I’ve linked to Balashon, the “Hebrew Language Detective,” any number of times, since the detailed etymological investigations there are meat and drink to me, and I’m happy to report it’s reached its 500th post. I am also happy to report that thanks to readers clicking on Google and Amazon ads and links, “that small amount of income has allowed me to reinvest in resources”:
Just recently with that revenue, I was able to purchase a book I was interested in for a very long time, Michael Sokoloff’s A Dictionary of Jewish Babylonian Aramaic. This book, which was published in 2002, is a fantastic resource for researching Aramaic words from the Babylonian Talmud (of which many influenced later Hebrew words) and has in-depth etymologies as well. For today’s post, I thought I’d look at the methodology of Sokoloff, as well as a number of his predecessors, and hopefully you’ll get some insight into how I do the research for Balashon. The word I’m looking at is alunka אלונקה – “stretcher, litter”.

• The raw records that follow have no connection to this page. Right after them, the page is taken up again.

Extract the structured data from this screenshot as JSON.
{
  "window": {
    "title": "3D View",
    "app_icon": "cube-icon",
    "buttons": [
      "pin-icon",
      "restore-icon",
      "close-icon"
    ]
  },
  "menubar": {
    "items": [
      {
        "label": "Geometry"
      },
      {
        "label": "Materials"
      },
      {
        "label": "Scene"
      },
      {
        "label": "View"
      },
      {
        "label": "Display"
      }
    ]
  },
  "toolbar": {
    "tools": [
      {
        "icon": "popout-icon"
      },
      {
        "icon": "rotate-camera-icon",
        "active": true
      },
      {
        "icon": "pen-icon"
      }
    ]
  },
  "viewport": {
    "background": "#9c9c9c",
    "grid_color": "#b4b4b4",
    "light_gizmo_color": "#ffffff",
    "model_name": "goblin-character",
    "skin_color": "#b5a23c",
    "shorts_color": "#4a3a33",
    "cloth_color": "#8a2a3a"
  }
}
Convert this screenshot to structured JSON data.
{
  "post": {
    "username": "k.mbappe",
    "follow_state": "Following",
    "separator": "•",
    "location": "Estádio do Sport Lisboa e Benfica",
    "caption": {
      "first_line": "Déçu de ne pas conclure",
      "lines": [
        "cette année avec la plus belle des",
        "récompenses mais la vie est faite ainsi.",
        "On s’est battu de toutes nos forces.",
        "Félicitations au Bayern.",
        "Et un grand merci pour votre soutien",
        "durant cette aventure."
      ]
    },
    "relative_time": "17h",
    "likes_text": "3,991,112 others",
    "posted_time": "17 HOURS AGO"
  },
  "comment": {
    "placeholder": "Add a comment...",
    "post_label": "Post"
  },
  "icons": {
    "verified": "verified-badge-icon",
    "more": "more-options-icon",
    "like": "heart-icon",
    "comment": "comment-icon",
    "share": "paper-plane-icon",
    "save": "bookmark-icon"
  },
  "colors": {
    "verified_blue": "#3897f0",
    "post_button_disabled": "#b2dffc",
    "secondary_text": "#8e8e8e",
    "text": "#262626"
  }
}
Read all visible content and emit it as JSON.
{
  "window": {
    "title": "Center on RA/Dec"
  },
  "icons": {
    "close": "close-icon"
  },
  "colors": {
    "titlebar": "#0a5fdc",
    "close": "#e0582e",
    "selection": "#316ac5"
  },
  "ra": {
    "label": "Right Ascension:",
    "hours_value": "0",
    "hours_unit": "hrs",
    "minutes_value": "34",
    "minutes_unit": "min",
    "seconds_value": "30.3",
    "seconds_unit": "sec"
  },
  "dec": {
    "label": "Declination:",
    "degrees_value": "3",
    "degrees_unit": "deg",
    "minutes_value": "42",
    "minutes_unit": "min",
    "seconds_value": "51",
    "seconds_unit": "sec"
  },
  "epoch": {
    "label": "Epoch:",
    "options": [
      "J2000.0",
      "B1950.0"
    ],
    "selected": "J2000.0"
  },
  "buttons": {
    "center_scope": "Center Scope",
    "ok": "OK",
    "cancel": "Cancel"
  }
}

The post is long and full of images of dictionary pages; it’s the kind of thing I used to enjoy in Polyglot Vegetarian back when MMcM was still updating it. I’ll let you follow its winding path and enjoy the weighing of the various etymological suggestions; I’ll just quote this bit near the end:
But what Sokoloff provides, which none of the books I’ve quoted until now did – is the sources for the etymologies! That’s so important, and yet until I acquired his book, I had no idea how much it was missing. I’m sure Klein, Steinsaltz and the others did research and had reasons for their theories. But without documentation, it all just seems like speculation.
Congratulations to Balashon and its dedicated creator, David Curwin, to whom I wish many more years of life, happiness, and blogging.